During her sophomore year, Takoura joined the Community Coalition, a grass-roots group in South Los Angeles that pushes for better education for inner-city students. She learned she was not on track to attend college.
“I went to the counselor and asked her about the A-G requirements,” Takoura said. “When I wasn’t in her face, my mom was in her face.”
Takoura and her mother, Chalon Strather, joined Communities for Educational Equity, a group of more than 2,000 students and parents across Los Angeles that is lobbying the school district to adopt the mandatory college-track curriculum.
Strather said that if the plan is approved, it would benefit her son, now in sixth grade.
“I would like to see my child get ahead,” she said. “If he can go in getting these classes already mandatory for him, that would be great.”
Strather said it is essential for children to know that they can get into college, “not just think about it.”
Takoura wants to become a teacher. After taking summer and night classes to catch up, she is now planning to attend college.
“I was a child who wasn’t focused,” she said. “It took some guidance and someone to listen and tell me ‘If you want to be something in life, you’re going to do it.’ ”
Huizar said he was prompted to introduce the motion after hearing stories like Takoura’s.
He said schools had given up, “as if we don’t expect these children to go to college, so it’s not an urgency to provide these classes for them.”
Last year, an initiative pushed by state schools chief Jack O’Connell and state Sen. Richard Alarcon (D-Sun Valley) to require the college track program for all California high school students fizzled in the Legislature amid resistance from vocational education groups.
“These are life skills,” O’Connell said. “Sheet metal workers need geometry, algebra, critical reading and writing skills. Blue-collar jobs even demand more of these types of skills.”

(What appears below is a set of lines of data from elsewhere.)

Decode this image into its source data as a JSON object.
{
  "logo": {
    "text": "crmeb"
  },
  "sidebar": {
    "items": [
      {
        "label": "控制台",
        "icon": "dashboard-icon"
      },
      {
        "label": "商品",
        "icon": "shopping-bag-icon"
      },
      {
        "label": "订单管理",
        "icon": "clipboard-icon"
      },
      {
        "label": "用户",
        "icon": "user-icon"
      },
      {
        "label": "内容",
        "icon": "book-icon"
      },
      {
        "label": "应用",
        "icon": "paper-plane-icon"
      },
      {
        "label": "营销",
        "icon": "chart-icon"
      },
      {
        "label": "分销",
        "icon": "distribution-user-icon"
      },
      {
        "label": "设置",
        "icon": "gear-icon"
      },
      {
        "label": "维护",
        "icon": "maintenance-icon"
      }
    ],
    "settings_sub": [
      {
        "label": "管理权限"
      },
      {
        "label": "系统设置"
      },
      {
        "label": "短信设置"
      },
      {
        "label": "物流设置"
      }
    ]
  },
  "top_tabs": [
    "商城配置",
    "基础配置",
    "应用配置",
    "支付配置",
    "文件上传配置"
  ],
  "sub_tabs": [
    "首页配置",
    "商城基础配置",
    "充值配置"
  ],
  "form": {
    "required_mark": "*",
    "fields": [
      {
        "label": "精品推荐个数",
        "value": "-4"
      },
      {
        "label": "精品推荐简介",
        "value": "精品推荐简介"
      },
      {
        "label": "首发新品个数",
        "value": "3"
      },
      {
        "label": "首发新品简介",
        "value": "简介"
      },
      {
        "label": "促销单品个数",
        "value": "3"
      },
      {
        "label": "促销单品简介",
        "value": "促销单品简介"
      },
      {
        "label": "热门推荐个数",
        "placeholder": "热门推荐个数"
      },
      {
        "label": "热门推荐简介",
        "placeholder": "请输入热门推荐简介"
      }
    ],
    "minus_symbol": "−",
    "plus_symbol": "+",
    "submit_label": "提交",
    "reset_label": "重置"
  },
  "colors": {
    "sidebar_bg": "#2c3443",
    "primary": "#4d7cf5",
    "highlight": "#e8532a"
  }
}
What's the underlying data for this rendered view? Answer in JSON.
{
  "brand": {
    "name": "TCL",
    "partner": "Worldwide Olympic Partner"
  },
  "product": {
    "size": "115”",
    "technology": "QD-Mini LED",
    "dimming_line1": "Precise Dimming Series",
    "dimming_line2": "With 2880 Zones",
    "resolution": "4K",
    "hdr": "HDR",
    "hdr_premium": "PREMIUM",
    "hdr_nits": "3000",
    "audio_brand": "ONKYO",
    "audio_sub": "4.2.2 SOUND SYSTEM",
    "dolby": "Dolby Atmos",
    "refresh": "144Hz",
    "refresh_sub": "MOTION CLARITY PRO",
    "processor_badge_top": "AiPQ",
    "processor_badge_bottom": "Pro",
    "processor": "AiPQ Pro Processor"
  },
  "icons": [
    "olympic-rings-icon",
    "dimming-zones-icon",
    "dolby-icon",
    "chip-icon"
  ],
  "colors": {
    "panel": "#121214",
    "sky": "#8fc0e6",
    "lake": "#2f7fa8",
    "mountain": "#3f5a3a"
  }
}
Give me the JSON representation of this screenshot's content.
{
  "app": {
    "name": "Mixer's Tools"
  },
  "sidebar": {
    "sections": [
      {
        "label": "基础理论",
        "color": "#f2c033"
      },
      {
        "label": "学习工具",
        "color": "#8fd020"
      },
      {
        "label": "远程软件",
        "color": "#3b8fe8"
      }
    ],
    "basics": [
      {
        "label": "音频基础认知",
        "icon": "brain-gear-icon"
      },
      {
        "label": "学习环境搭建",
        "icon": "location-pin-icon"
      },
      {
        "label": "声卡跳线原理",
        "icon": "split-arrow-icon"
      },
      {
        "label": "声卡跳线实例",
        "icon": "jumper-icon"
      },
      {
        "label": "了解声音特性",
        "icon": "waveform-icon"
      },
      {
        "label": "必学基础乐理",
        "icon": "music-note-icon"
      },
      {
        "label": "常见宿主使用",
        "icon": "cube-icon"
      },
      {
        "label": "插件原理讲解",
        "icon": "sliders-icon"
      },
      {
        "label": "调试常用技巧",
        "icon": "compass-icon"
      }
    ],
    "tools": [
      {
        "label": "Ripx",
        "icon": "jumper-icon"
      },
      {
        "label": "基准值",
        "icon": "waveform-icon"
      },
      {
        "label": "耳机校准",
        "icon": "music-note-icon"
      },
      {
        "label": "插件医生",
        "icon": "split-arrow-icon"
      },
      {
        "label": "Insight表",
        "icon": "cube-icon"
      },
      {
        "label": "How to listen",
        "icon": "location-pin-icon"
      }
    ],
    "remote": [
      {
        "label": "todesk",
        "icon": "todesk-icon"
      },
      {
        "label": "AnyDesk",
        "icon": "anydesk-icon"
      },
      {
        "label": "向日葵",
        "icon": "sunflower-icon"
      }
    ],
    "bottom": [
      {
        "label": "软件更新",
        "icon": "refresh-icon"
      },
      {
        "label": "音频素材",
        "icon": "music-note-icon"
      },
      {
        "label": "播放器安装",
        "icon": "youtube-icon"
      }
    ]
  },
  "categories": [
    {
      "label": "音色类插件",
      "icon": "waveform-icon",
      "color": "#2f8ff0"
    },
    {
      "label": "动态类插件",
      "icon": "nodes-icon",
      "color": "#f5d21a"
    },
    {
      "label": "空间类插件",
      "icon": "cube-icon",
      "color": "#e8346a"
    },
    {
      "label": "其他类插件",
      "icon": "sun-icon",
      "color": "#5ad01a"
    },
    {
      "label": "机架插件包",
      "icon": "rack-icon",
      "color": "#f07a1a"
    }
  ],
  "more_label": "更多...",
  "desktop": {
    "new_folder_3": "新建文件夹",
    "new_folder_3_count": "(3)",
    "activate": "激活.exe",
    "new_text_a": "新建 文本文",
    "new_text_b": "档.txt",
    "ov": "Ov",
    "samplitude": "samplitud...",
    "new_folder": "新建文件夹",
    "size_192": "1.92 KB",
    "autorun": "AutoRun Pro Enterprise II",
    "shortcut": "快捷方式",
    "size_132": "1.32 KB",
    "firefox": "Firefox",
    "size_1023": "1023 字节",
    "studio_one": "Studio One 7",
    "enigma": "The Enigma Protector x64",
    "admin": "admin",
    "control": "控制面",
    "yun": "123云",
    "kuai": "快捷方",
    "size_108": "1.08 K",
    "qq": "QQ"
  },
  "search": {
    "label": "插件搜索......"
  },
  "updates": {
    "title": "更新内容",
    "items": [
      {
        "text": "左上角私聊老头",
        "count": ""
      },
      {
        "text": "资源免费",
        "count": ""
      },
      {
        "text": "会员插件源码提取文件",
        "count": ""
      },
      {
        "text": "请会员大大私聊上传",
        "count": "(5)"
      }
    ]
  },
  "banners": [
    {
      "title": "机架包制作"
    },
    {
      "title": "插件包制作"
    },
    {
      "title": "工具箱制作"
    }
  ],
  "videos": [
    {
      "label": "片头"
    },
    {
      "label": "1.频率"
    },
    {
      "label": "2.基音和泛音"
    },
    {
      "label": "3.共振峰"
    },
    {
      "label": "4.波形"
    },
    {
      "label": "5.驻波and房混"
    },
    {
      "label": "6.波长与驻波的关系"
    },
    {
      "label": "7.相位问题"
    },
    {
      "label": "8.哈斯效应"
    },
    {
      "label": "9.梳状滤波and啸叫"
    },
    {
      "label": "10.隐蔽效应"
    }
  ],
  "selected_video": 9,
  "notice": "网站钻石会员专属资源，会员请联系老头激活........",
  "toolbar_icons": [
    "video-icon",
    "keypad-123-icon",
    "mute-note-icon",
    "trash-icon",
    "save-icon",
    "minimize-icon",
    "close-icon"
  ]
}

UCLA education professor Jeannie Oakes said her research has found that students do better academically when placed in more challenging courses.
But she cautioned that teachers must be adequately trained and certified in the more advanced subjects.
In Texas, the college prep curriculum implemented this year has put a strain on teachers, said Ann Heuberger, vice president of the Texas State Teachers Assn. With more than 1,000 districts in the state, many of which are small, it is difficult to find teachers qualified in the more rigorous subjects, she said.
Luis Sanchez, a leader of Communities for Educational Equity, said his group recognized the challenges of implementing such a sweeping reform.
“We’re not saying everybody needs to go to college,” he said. “We’re saying everybody needs to be prepared for a good job.”